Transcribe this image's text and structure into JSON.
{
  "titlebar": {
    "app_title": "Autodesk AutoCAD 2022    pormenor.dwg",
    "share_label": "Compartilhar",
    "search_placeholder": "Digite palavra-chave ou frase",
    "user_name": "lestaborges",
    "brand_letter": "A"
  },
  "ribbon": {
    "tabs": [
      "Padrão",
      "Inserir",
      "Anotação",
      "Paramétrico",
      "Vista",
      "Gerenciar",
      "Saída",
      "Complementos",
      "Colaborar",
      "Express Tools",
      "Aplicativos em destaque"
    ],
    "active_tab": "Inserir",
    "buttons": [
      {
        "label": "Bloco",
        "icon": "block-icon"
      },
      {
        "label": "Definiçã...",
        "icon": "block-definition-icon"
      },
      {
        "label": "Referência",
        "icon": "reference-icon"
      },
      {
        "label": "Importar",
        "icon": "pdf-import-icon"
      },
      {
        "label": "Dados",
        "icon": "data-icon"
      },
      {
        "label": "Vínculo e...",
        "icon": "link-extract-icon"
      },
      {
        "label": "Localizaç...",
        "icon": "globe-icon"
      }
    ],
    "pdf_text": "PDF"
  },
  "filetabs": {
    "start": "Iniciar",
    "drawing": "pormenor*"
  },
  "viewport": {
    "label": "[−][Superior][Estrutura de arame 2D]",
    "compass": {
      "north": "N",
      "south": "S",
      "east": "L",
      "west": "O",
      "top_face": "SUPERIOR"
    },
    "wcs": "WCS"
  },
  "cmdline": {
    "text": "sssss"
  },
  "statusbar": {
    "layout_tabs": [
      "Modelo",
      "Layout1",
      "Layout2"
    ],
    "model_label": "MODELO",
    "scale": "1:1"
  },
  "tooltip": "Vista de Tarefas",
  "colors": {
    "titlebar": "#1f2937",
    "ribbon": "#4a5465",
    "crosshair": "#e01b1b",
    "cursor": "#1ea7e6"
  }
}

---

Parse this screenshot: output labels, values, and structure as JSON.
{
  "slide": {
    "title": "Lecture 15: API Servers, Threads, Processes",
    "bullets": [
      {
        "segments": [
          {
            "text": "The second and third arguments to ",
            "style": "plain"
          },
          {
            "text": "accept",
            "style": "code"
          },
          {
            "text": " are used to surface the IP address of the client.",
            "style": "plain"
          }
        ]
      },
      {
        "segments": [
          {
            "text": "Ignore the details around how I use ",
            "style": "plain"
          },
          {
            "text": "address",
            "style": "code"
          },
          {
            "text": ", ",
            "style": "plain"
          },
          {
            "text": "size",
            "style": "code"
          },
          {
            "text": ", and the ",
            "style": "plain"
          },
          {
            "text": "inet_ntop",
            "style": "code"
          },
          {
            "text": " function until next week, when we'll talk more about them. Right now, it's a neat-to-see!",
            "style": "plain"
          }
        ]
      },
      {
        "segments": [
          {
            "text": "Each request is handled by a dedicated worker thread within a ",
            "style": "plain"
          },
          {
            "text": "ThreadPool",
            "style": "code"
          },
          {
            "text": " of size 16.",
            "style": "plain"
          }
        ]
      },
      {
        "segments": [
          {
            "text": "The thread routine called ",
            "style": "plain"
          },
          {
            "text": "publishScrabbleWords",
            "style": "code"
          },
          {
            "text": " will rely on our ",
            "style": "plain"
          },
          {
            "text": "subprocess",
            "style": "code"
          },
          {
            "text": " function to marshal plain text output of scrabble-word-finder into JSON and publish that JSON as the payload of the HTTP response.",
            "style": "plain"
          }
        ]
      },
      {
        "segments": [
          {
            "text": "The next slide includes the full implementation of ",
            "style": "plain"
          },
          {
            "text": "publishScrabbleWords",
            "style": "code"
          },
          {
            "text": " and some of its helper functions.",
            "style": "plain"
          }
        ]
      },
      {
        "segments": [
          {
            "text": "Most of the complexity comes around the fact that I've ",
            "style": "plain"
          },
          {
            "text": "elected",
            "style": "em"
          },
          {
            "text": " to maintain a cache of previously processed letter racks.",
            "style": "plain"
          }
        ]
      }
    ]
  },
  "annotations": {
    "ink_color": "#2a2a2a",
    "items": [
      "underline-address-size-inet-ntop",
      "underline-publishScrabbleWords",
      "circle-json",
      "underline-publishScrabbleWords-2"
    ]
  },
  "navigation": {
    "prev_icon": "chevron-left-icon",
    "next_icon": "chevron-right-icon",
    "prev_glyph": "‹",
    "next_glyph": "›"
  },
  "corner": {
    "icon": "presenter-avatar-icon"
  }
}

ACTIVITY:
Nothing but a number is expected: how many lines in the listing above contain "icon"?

RESPONSE:
10